Industry experts react to the restructuring of the UAE’s education industry, including the appointment of a new UAE Minister of Education and the establishment of a new federal authority to govern and develop the sector.
Students in the UAE will be made more future-ready than ever before under the restructured education roadmap as the nation looks to address future economic concerns and develop a competitive global workforce, experts told Arabian Business.
UAE President Sheikh Mohamed bin Zayed Al Nahyan and the Ruler of Dubai Sheikh Mohammed bin Rashid Al Maktoum announced a major restructuring of the education system in the UAE on Sunday, 22 May.
The restructuring included a slew of appointments as well as the establishment of the Federal Authority for Quality and Standards of Education, which will measure educational outcomes, student performance, and the efficiency of the educational process.
The provost and vice-principal at Heriot-Watt University Dubai, Professor Ammar Kaka, said: “The restructuring of the education system in the UAE should result in students from this region being more successful than ever before in the highly competitive global workforce, and we look forward to supporting this development to the best of our abilities.”
Current trends show that the workplace of the future will bear little resemblance to work as it stands today, according to experts.
Prof Kaka added: “We are already seeing some evidence of this change. For example, the growth of careers and jobs which once never existed, the changing profile of the university student of today, and a shift towards lifelong learning rather than just a focus on acquiring a degree.”
Studies show that the global workforce is predicted to grow by 230 million people by 2030.
Additionally, the job market is rapidly changing with approximately two billion jobs predicted to change due to new technology, decarbonisation, and new growth industries.
“An $8.5 billion talent shortage is predicted by 2030,” Prof Kaka warned.
Professor Ammar Kaka, the provost and vice-principal at Heriot-Watt University Dubai
In this context, the ambitions of the UAE can only be met with a stream of educated people who drive its vision, experts opined.
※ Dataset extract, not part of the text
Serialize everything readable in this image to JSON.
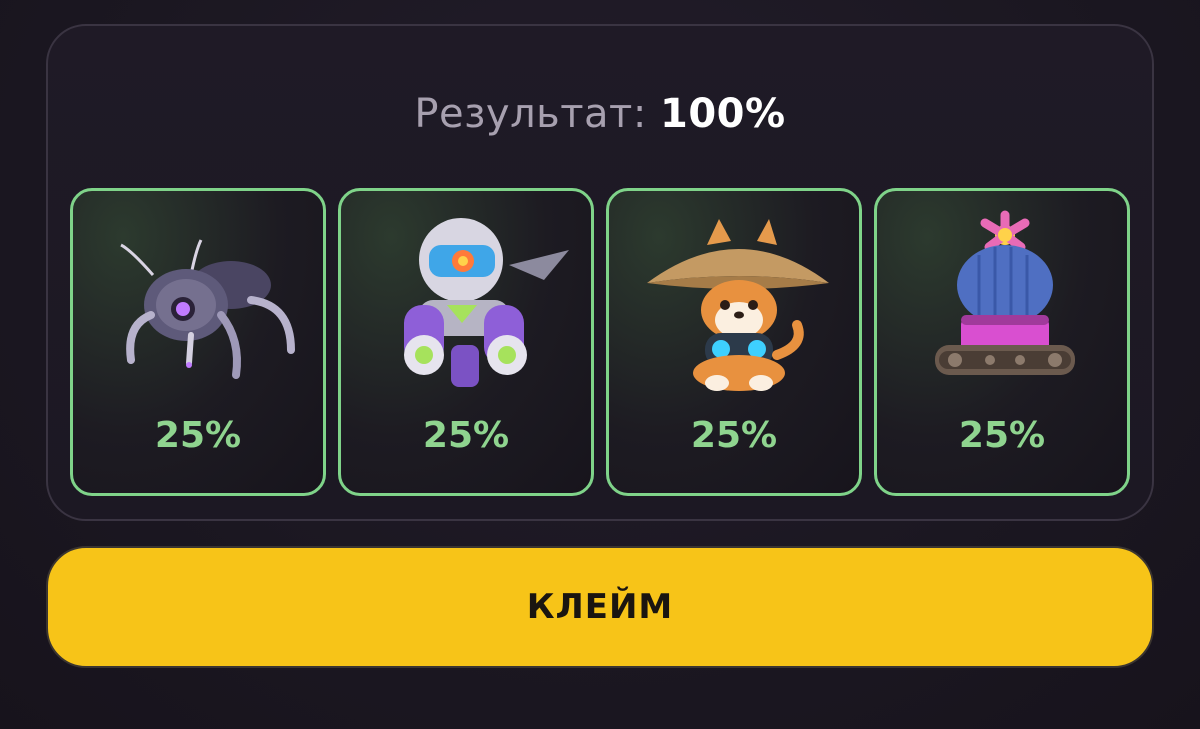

The CEO of the Abdulla Al Ghurair Foundation for Education (AGFE), Dr Sonia ben Jaafar, said: “The announcement is a critical step toward the UAE Centennial 2071 plan, which recognises that excellent quality of education is a key pillar of a successful society.
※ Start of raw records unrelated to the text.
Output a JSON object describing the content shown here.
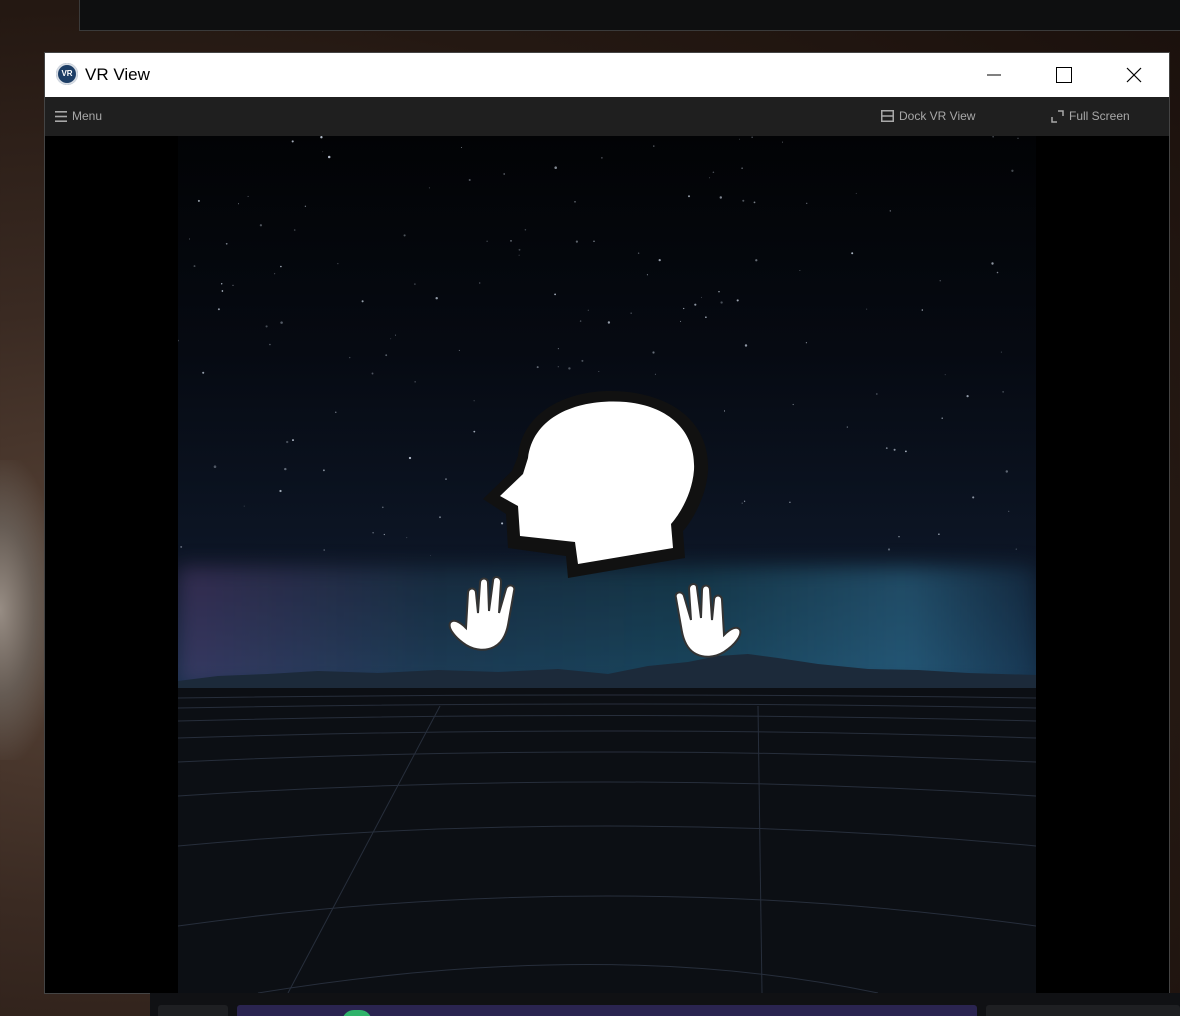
{
  "window": {
    "title": "VR View",
    "icon_label": "VR",
    "controls": {
      "minimize": "minimize-icon",
      "maximize": "maximize-icon",
      "close": "close-icon"
    }
  },
  "toolbar": {
    "menu_label": "Menu",
    "dock_label": "Dock VR View",
    "fullscreen_label": "Full Screen"
  },
  "viewport": {
    "head_icon": "head-icon",
    "left_hand_icon": "hand-icon",
    "right_hand_icon": "hand-icon"
  },
  "colors": {
    "titlebar": "#ffffff",
    "toolbar": "#1f1f1f",
    "toolbar_text": "#a8a8a8",
    "viewport_bg": "#000000"
  }
}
“The new structure will promote alignment in ensuring educational outcomes that meet future economic development needs. It is commendable to see the continued transformative vision of our leadership and the efforts that are being taken towards steering the system to better address the times we live in and for a sustainable future.”
The Abdulla Al Ghurair Foundation for Education (AGFE) specifically focuses on support systems and programmes that address challenges on the ground, alongside its partners, through customised and evidence-based solutions.
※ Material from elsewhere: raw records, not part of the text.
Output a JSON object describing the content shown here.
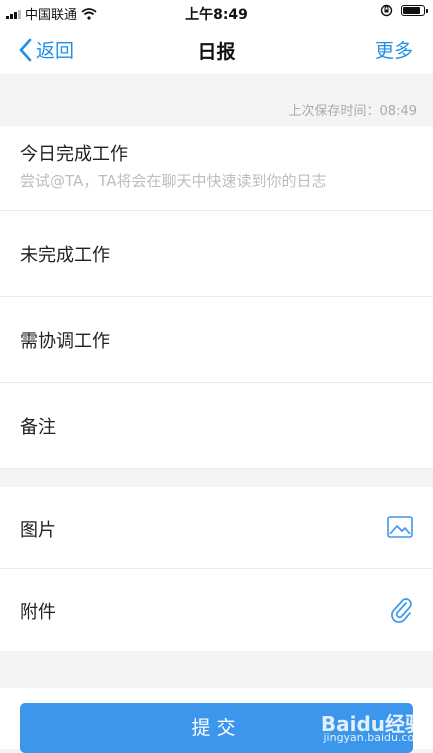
{
  "status_bar": {
    "carrier": "中国联通",
    "time": "上午8:49",
    "battery_level": 0.85
  },
  "nav": {
    "back_label": "返回",
    "title": "日报",
    "more_label": "更多"
  },
  "save_time": "上次保存时间：08:49",
  "form": {
    "today_done": {
      "label": "今日完成工作",
      "placeholder": "尝试@TA，TA将会在聊天中快速读到你的日志"
    },
    "unfinished": {
      "label": "未完成工作"
    },
    "coordinate": {
      "label": "需协调工作"
    },
    "remark": {
      "label": "备注"
    }
  },
  "attachments": {
    "image_label": "图片",
    "image_icon": "image-icon",
    "file_label": "附件",
    "file_icon": "paperclip-icon"
  },
  "submit_label": "提交",
  "watermark": {
    "brand": "Baidu经验",
    "url": "jingyan.baidu.com"
  },
  "colors": {
    "accent": "#1e90e8",
    "submit": "#3c97ec",
    "background": "#f4f4f4"
  }
}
Dr Sonia added: “We welcome the new direction and look forward to lending our unwavering support in strengthening the education system and developing youth equipped to drive growth and sustainable development in the country.”
Dr Sonia ben Jaafar, CEO of the Abdulla Al Ghurair Foundation for Education (AGFE)
Within a set of high-level appointments as part of the restructured education system, Ahmad Belhoul Al Falasi has been appointed as the Minister of Education. He will review all legislations and policies related to the education system in the UAE.
Meanwhile, Sarah Al Amiri will become the Minister of State for Public Education and Advanced Technology and the Chairwomen of the Emirates Schools Establishment. She has been directed to develop a comprehensive plan to upgrade public schools in the country.
The CEO of Cuemath, Vivek Sunder, said: “As the UAE government takes on restructuring the Ministry of Education, daisy-chaining across three crucial categories including access, equity, and the outcome is critical for unleashing potential.
“The restructuring will encourage us educators and the wider stakeholders to bring about transformation by building an education roadmap and actively get involved with development of policies or services that impact us, and most importantly, the younger generation we serve.”
The evolution of education and the gap between traditional education and modern education is creating a contrast of opinions.
Sunder explains: “On one hand, students and parents are looking at education as an investment and something that will give them a decent return on their investment. On the other hand, the job market is doubting the quality of “product” that higher education is producing, as they are not “industry ready”.
“The impact of restructuring in our view will be progressive as governments and stakeholders will now have to think more creatively and innovate to bring about alternative and more appropriate solutions to the educational needs for the future.”
Sunder concluded: “It will also be essential to create a sense of urgency for bold action to inspire action, explore new opportunities, and develop holistic models of learning and designs that are different and more suitable, even if we then must challenge the traditional ways of working.
“In the post-crisis world, governments that can adjust their skills landscapes and strengthen the future-readiness of their human capital will be able to unlock labour market opportunities and demonstrate that they can be leaders rather than followers.”
Source : Arabian Business